We love supporting design students in achieving their designs and showing them the industry and all the craft behind producing furniture. The stool "O" is the result of a student project by three students at Beckmans College of Design.
Making furniture requires a rich combination of ingredients — not only hard skills but also creativity, imagination, craftsmanship, and tacit knowledge.
To help us move forward and develop the next innovation or product design, we gladly take on new projects and collaborations with new designers and creators from other fields, including architecture, fashion, the arts, and gastronomy.
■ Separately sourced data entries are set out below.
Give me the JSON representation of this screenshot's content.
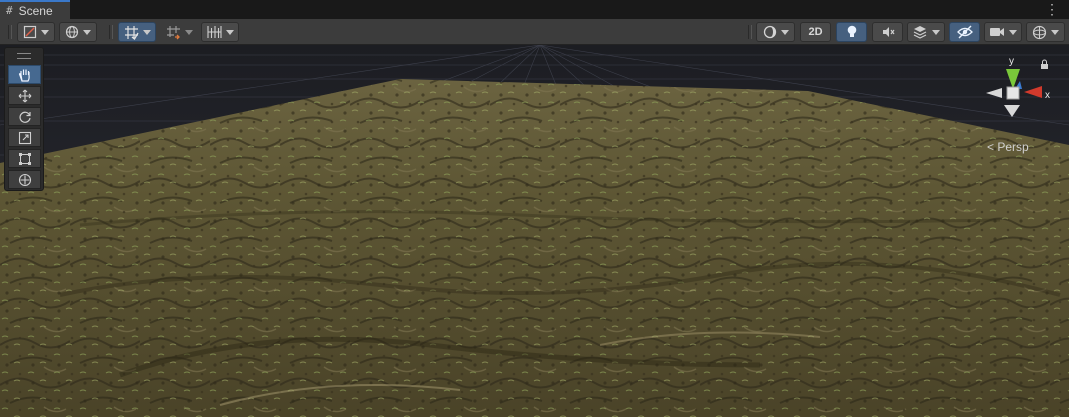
{
  "window": {
    "tab_label": "Scene",
    "tab_icon": "hash-icon",
    "tab_menu_icon": "more-vertical-icon"
  },
  "toolbar": {
    "left_buttons": [
      {
        "name": "draw-mode-button",
        "icon": "draw-mode-icon",
        "dropdown": true
      },
      {
        "name": "global-local-button",
        "icon": "globe-icon",
        "dropdown": true
      },
      {
        "name": "grid-snapping-button",
        "icon": "grid-snap-icon",
        "dropdown": true,
        "active": true
      },
      {
        "name": "increment-snap-button",
        "icon": "increment-snap-icon",
        "dropdown": true
      },
      {
        "name": "grid-visibility-button",
        "icon": "grid-icon",
        "dropdown": true
      }
    ],
    "right_buttons": [
      {
        "name": "shading-mode-button",
        "icon": "shading-sphere-icon",
        "dropdown": true
      },
      {
        "name": "2d-toggle-button",
        "text": "2D"
      },
      {
        "name": "lighting-toggle-button",
        "icon": "light-bulb-icon",
        "active": true
      },
      {
        "name": "audio-toggle-button",
        "icon": "audio-mute-icon"
      },
      {
        "name": "effects-button",
        "icon": "layers-icon",
        "dropdown": true
      },
      {
        "name": "visibility-toggle-button",
        "icon": "eye-slash-icon",
        "active": true
      },
      {
        "name": "camera-button",
        "icon": "camera-icon",
        "dropdown": true
      },
      {
        "name": "gizmos-button",
        "icon": "gizmo-sphere-icon",
        "dropdown": true
      }
    ],
    "label_2d": "2D"
  },
  "tools": [
    {
      "name": "hand-tool",
      "icon": "hand-icon",
      "active": true
    },
    {
      "name": "move-tool",
      "icon": "move-icon",
      "active": false
    },
    {
      "name": "rotate-tool",
      "icon": "rotate-icon",
      "active": false
    },
    {
      "name": "scale-tool",
      "icon": "scale-icon",
      "active": false
    },
    {
      "name": "rect-tool",
      "icon": "rect-icon",
      "active": false
    },
    {
      "name": "transform-tool",
      "icon": "transform-icon",
      "active": false
    }
  ],
  "gizmo": {
    "y_label": "y",
    "x_label": "x",
    "projection_label": "< Persp",
    "lock_icon": "lock-icon"
  },
  "colors": {
    "accent": "#46607f",
    "tab_accent": "#3a78c9",
    "axis_x": "#d23a2c",
    "axis_y": "#7ac83a",
    "axis_z": "#3a7bd2",
    "terrain": "#5b5530"
  }
}
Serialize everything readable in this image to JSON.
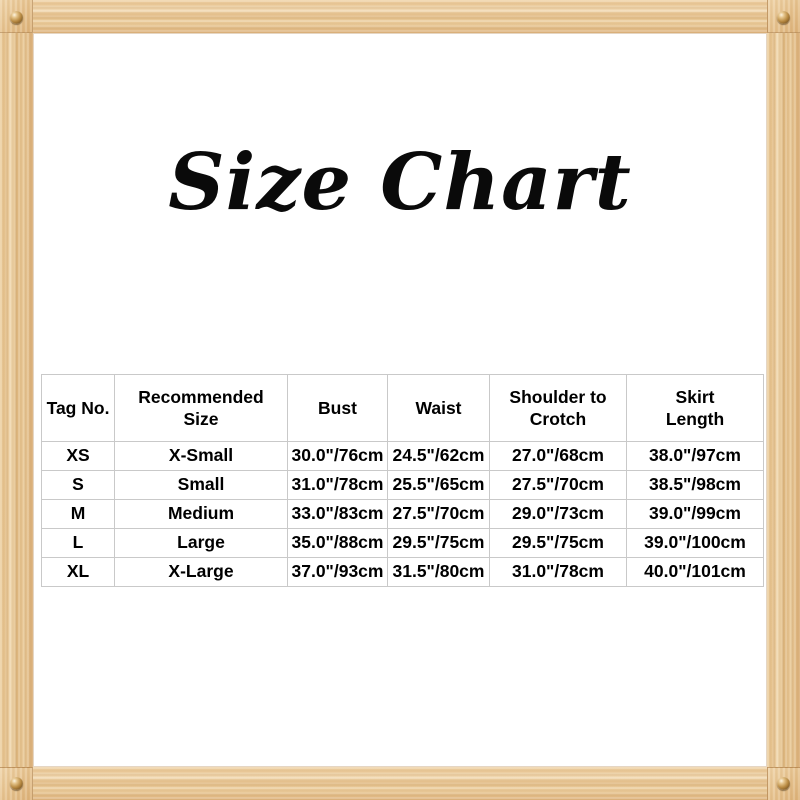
{
  "document": {
    "title": "Size Chart",
    "frame": {
      "material": "wood",
      "wood_color": "#e8c796",
      "screw_color": "#b98b43",
      "screws": [
        "screw-top-left",
        "screw-top-right",
        "screw-bottom-left",
        "screw-bottom-right"
      ]
    },
    "background_color": "#ffffff",
    "text_color": "#000000",
    "grid_color": "#c9c9c9"
  },
  "table": {
    "headers": [
      {
        "lines": [
          "Tag No."
        ]
      },
      {
        "lines": [
          "Recommended",
          "Size"
        ]
      },
      {
        "lines": [
          "Bust"
        ]
      },
      {
        "lines": [
          "Waist"
        ]
      },
      {
        "lines": [
          "Shoulder to",
          "Crotch"
        ]
      },
      {
        "lines": [
          "Skirt",
          "Length"
        ]
      }
    ],
    "rows": [
      {
        "tag": "XS",
        "recommended_size": "X-Small",
        "bust": "30.0\"/76cm",
        "waist": "24.5\"/62cm",
        "shoulder_to_crotch": "27.0\"/68cm",
        "skirt_length": "38.0\"/97cm"
      },
      {
        "tag": "S",
        "recommended_size": "Small",
        "bust": "31.0\"/78cm",
        "waist": "25.5\"/65cm",
        "shoulder_to_crotch": "27.5\"/70cm",
        "skirt_length": "38.5\"/98cm"
      },
      {
        "tag": "M",
        "recommended_size": "Medium",
        "bust": "33.0\"/83cm",
        "waist": "27.5\"/70cm",
        "shoulder_to_crotch": "29.0\"/73cm",
        "skirt_length": "39.0\"/99cm"
      },
      {
        "tag": "L",
        "recommended_size": "Large",
        "bust": "35.0\"/88cm",
        "waist": "29.5\"/75cm",
        "shoulder_to_crotch": "29.5\"/75cm",
        "skirt_length": "39.0\"/100cm"
      },
      {
        "tag": "XL",
        "recommended_size": "X-Large",
        "bust": "37.0\"/93cm",
        "waist": "31.5\"/80cm",
        "shoulder_to_crotch": "31.0\"/78cm",
        "skirt_length": "40.0\"/101cm"
      }
    ]
  }
}
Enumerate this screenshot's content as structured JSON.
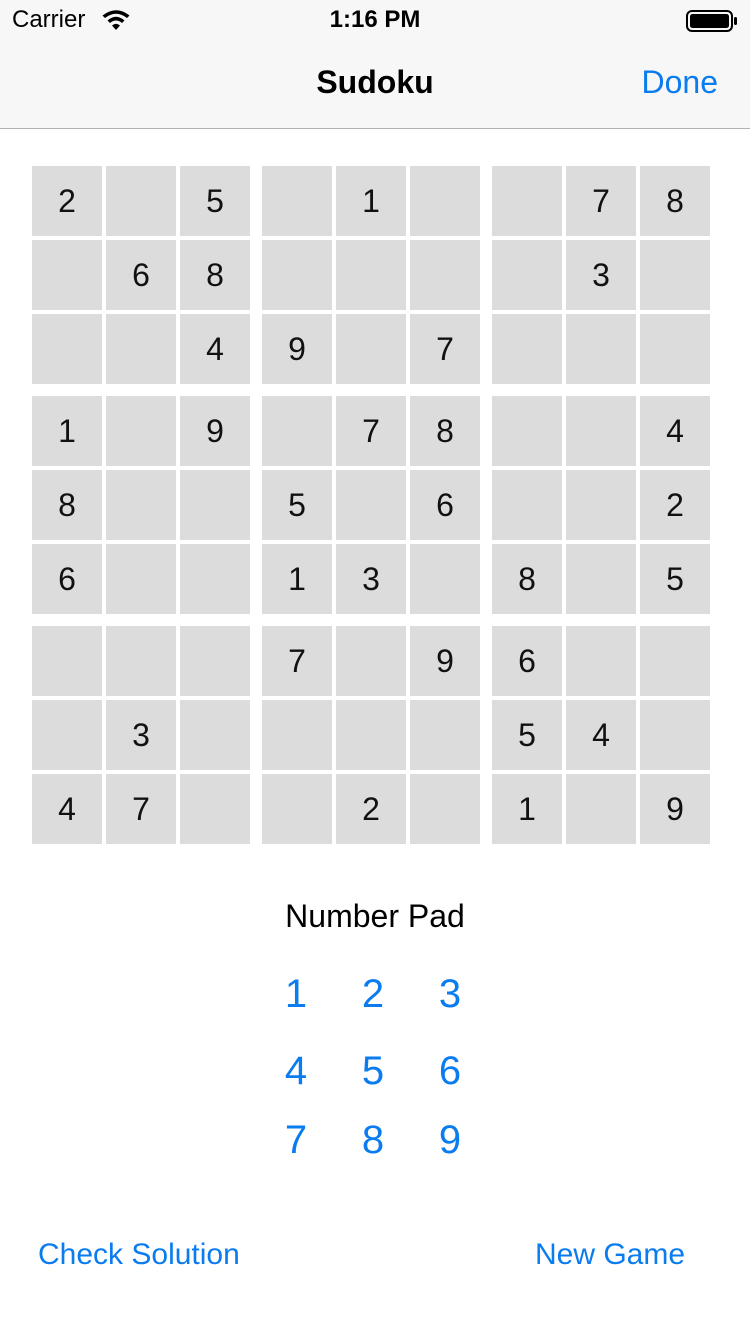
{
  "status_bar": {
    "carrier": "Carrier",
    "time": "1:16 PM",
    "wifi_icon": "wifi-icon",
    "battery_icon": "battery-full-icon"
  },
  "nav": {
    "title": "Sudoku",
    "done_label": "Done"
  },
  "board": {
    "rows": [
      [
        "2",
        "",
        "5",
        "",
        "1",
        "",
        "",
        "7",
        "8"
      ],
      [
        "",
        "6",
        "8",
        "",
        "",
        "",
        "",
        "3",
        ""
      ],
      [
        "",
        "",
        "4",
        "9",
        "",
        "7",
        "",
        "",
        ""
      ],
      [
        "1",
        "",
        "9",
        "",
        "7",
        "8",
        "",
        "",
        "4"
      ],
      [
        "8",
        "",
        "",
        "5",
        "",
        "6",
        "",
        "",
        "2"
      ],
      [
        "6",
        "",
        "",
        "1",
        "3",
        "",
        "8",
        "",
        "5"
      ],
      [
        "",
        "",
        "",
        "7",
        "",
        "9",
        "6",
        "",
        ""
      ],
      [
        "",
        "3",
        "",
        "",
        "",
        "",
        "5",
        "4",
        ""
      ],
      [
        "4",
        "7",
        "",
        "",
        "2",
        "",
        "1",
        "",
        "9"
      ]
    ]
  },
  "number_pad": {
    "title": "Number Pad",
    "keys": [
      "1",
      "2",
      "3",
      "4",
      "5",
      "6",
      "7",
      "8",
      "9"
    ]
  },
  "footer": {
    "check_label": "Check Solution",
    "new_game_label": "New Game"
  },
  "colors": {
    "accent": "#0a7cf0",
    "cell_background": "#dcdcdc",
    "bar_background": "#f7f7f7"
  }
}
Supporting forums that promote dialogue and exchange between young designers and their future industry is deeply important to us. Through new capabilities, we want to push Sweden’s design tradition further and ensure the long-term future of the domestic furniture industry.
During Stockholm Design Week, February 7-13, we presented a student collaboration with three design students from Beckmans College of Design, Stockholm. The students had the task to design and develop a product and the product development team at Lammhults has help them to create the final product.
Annika Berner, Director of External Relations at Beckmans College of Design, says.
"To collaborate closely with Lammhults and other Swedish furniture manufacturers and craftsmen is essential in the education. It gives students invaluable knowledge in the entire design process, from idea to finished prototype. We also see that the collaboration opens up for a larger international audience to be interested in young Swedish design and discover new future designers' creativity, sense of form and care for crafts and materials."
We want to send an extra thanks to the students Elias Berg, Felicia Mebus, and Mikaela Midell for your time and inspiring ideas while creating your stool “O”.
"Through the course, we have oscillated between hope and despair, but in the end, we have gained so much knowledge about the industry's limitations and opportunities; now we are a little less naive, haha."